(How to complete this task): All of the data needs to be reproduced with no alterations.
----------
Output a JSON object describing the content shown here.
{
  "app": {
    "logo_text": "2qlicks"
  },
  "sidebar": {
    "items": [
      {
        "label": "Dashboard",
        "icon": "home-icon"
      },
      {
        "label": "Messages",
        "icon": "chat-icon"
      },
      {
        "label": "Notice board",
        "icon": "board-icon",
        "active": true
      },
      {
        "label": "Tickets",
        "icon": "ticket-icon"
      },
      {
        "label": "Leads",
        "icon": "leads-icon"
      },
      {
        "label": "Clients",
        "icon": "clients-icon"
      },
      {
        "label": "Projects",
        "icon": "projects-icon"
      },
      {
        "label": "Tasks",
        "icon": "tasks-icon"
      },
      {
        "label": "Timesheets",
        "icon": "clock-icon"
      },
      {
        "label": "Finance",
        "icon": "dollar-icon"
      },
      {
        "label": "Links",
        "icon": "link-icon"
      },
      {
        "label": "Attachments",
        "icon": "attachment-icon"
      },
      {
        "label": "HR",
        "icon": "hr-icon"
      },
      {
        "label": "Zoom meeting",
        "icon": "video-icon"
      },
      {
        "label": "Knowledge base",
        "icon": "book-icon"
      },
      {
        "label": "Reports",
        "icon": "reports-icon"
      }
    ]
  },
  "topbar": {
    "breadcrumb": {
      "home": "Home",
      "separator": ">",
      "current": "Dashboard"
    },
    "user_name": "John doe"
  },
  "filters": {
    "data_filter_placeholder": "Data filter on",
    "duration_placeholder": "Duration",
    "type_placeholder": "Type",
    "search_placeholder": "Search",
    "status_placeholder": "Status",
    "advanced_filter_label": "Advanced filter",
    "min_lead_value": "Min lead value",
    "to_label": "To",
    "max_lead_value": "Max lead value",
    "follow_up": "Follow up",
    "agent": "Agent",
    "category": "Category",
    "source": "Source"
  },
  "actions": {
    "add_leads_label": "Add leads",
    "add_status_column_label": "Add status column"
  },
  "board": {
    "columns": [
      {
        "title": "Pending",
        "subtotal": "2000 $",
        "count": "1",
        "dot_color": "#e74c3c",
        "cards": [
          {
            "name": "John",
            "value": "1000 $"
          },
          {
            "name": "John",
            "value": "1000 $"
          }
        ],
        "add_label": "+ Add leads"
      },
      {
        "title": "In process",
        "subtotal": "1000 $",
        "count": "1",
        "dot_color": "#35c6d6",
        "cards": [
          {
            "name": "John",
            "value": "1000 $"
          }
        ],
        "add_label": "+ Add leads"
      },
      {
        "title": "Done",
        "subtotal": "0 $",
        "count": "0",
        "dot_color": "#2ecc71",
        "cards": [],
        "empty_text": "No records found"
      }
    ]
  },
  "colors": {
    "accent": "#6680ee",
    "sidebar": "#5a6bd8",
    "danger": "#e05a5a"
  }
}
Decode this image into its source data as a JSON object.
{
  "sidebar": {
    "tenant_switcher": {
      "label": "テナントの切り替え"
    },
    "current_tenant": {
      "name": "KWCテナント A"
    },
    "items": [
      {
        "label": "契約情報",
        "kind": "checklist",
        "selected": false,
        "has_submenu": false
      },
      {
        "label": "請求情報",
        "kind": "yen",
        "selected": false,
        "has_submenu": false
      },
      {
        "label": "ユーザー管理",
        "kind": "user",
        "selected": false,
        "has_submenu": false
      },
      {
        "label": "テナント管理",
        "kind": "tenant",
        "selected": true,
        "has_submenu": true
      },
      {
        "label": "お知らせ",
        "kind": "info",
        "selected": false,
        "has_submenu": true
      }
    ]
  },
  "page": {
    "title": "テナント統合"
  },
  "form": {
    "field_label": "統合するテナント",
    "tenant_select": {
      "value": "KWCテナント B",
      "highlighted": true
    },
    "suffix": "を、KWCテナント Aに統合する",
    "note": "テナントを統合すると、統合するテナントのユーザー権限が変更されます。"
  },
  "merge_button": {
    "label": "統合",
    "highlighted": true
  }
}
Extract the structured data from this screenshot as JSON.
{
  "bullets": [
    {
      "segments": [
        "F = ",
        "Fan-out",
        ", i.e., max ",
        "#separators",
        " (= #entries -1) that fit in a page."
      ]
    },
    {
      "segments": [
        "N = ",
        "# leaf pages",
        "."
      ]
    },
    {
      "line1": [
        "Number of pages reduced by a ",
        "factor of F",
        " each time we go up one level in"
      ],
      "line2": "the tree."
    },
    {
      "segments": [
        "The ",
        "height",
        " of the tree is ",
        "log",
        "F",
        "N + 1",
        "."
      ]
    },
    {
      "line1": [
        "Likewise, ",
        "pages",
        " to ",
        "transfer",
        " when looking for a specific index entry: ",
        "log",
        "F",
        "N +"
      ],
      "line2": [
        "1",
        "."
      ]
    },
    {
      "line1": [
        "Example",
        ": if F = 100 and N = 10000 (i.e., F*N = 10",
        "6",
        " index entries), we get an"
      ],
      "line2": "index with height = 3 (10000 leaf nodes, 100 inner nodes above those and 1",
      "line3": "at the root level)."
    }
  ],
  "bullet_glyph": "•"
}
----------
(Output for this task):
Output a JSON object describing the content shown here.
{
  "app": {
    "logo_text": "2qlicks"
  },
  "sidebar": {
    "items": [
      {
        "label": "Dashboard",
        "icon": "home-icon"
      },
      {
        "label": "Messages",
        "icon": "chat-icon"
      },
      {
        "label": "Notice board",
        "icon": "board-icon",
        "active": true
      },
      {
        "label": "Tickets",
        "icon": "ticket-icon"
      },
      {
        "label": "Leads",
        "icon": "leads-icon"
      },
      {
        "label": "Clients",
        "icon": "clients-icon"
      },
      {
        "label": "Projects",
        "icon": "projects-icon"
      },
      {
        "label": "Tasks",
        "icon": "tasks-icon"
      },
      {
        "label": "Timesheets",
        "icon": "clock-icon"
      },
      {
        "label": "Finance",
        "icon": "dollar-icon"
      },
      {
        "label": "Links",
        "icon": "link-icon"
      },
      {
        "label": "Attachments",
        "icon": "attachment-icon"
      },
      {
        "label": "HR",
        "icon": "hr-icon"
      },
      {
        "label": "Zoom meeting",
        "icon": "video-icon"
      },
      {
        "label": "Knowledge base",
        "icon": "book-icon"
      },
      {
        "label": "Reports",
        "icon": "reports-icon"
      }
    ]
  },
  "topbar": {
    "breadcrumb": {
      "home": "Home",
      "separator": ">",
      "current": "Dashboard"
    },
    "user_name": "John doe"
  },
  "filters": {
    "data_filter_placeholder": "Data filter on",
    "duration_placeholder": "Duration",
    "type_placeholder": "Type",
    "search_placeholder": "Search",
    "status_placeholder": "Status",
    "advanced_filter_label": "Advanced filter",
    "min_lead_value": "Min lead value",
    "to_label": "To",
    "max_lead_value": "Max lead value",
    "follow_up": "Follow up",
    "agent": "Agent",
    "category": "Category",
    "source": "Source"
  },
  "actions": {
    "add_leads_label": "Add leads",
    "add_status_column_label": "Add status column"
  },
  "board": {
    "columns": [
      {
        "title": "Pending",
        "subtotal": "2000 $",
        "count": "1",
        "dot_color": "#e74c3c",
        "cards": [
          {
            "name": "John",
            "value": "1000 $"
          },
          {
            "name": "John",
            "value": "1000 $"
          }
        ],
        "add_label": "+ Add leads"
      },
      {
        "title": "In process",
        "subtotal": "1000 $",
        "count": "1",
        "dot_color": "#35c6d6",
        "cards": [
          {
            "name": "John",
            "value": "1000 $"
          }
        ],
        "add_label": "+ Add leads"
      },
      {
        "title": "Done",
        "subtotal": "0 $",
        "count": "0",
        "dot_color": "#2ecc71",
        "cards": [],
        "empty_text": "No records found"
      }
    ]
  },
  "colors": {
    "accent": "#6680ee",
    "sidebar": "#5a6bd8",
    "danger": "#e05a5a"
  }
}
Decode this image into its source data as a JSON object.
{
  "sidebar": {
    "tenant_switcher": {
      "label": "テナントの切り替え"
    },
    "current_tenant": {
      "name": "KWCテナント A"
    },
    "items": [
      {
        "label": "契約情報",
        "kind": "checklist",
        "selected": false,
        "has_submenu": false
      },
      {
        "label": "請求情報",
        "kind": "yen",
        "selected": false,
        "has_submenu": false
      },
      {
        "label": "ユーザー管理",
        "kind": "user",
        "selected": false,
        "has_submenu": false
      },
      {
        "label": "テナント管理",
        "kind": "tenant",
        "selected": true,
        "has_submenu": true
      },
      {
        "label": "お知らせ",
        "kind": "info",
        "selected": false,
        "has_submenu": true
      }
    ]
  },
  "page": {
    "title": "テナント統合"
  },
  "form": {
    "field_label": "統合するテナント",
    "tenant_select": {
      "value": "KWCテナント B",
      "highlighted": true
    },
    "suffix": "を、KWCテナント Aに統合する",
    "note": "テナントを統合すると、統合するテナントのユーザー権限が変更されます。"
  },
  "merge_button": {
    "label": "統合",
    "highlighted": true
  }
}
Extract the structured data from this screenshot as JSON.
{
  "bullets": [
    {
      "segments": [
        "F = ",
        "Fan-out",
        ", i.e., max ",
        "#separators",
        " (= #entries -1) that fit in a page."
      ]
    },
    {
      "segments": [
        "N = ",
        "# leaf pages",
        "."
      ]
    },
    {
      "line1": [
        "Number of pages reduced by a ",
        "factor of F",
        " each time we go up one level in"
      ],
      "line2": "the tree."
    },
    {
      "segments": [
        "The ",
        "height",
        " of the tree is ",
        "log",
        "F",
        "N + 1",
        "."
      ]
    },
    {
      "line1": [
        "Likewise, ",
        "pages",
        " to ",
        "transfer",
        " when looking for a specific index entry: ",
        "log",
        "F",
        "N +"
      ],
      "line2": [
        "1",
        "."
      ]
    },
    {
      "line1": [
        "Example",
        ": if F = 100 and N = 10000 (i.e., F*N = 10",
        "6",
        " index entries), we get an"
      ],
      "line2": "index with height = 3 (10000 leaf nodes, 100 inner nodes above those and 1",
      "line3": "at the root level)."
    }
  ],
  "bullet_glyph": "•"
}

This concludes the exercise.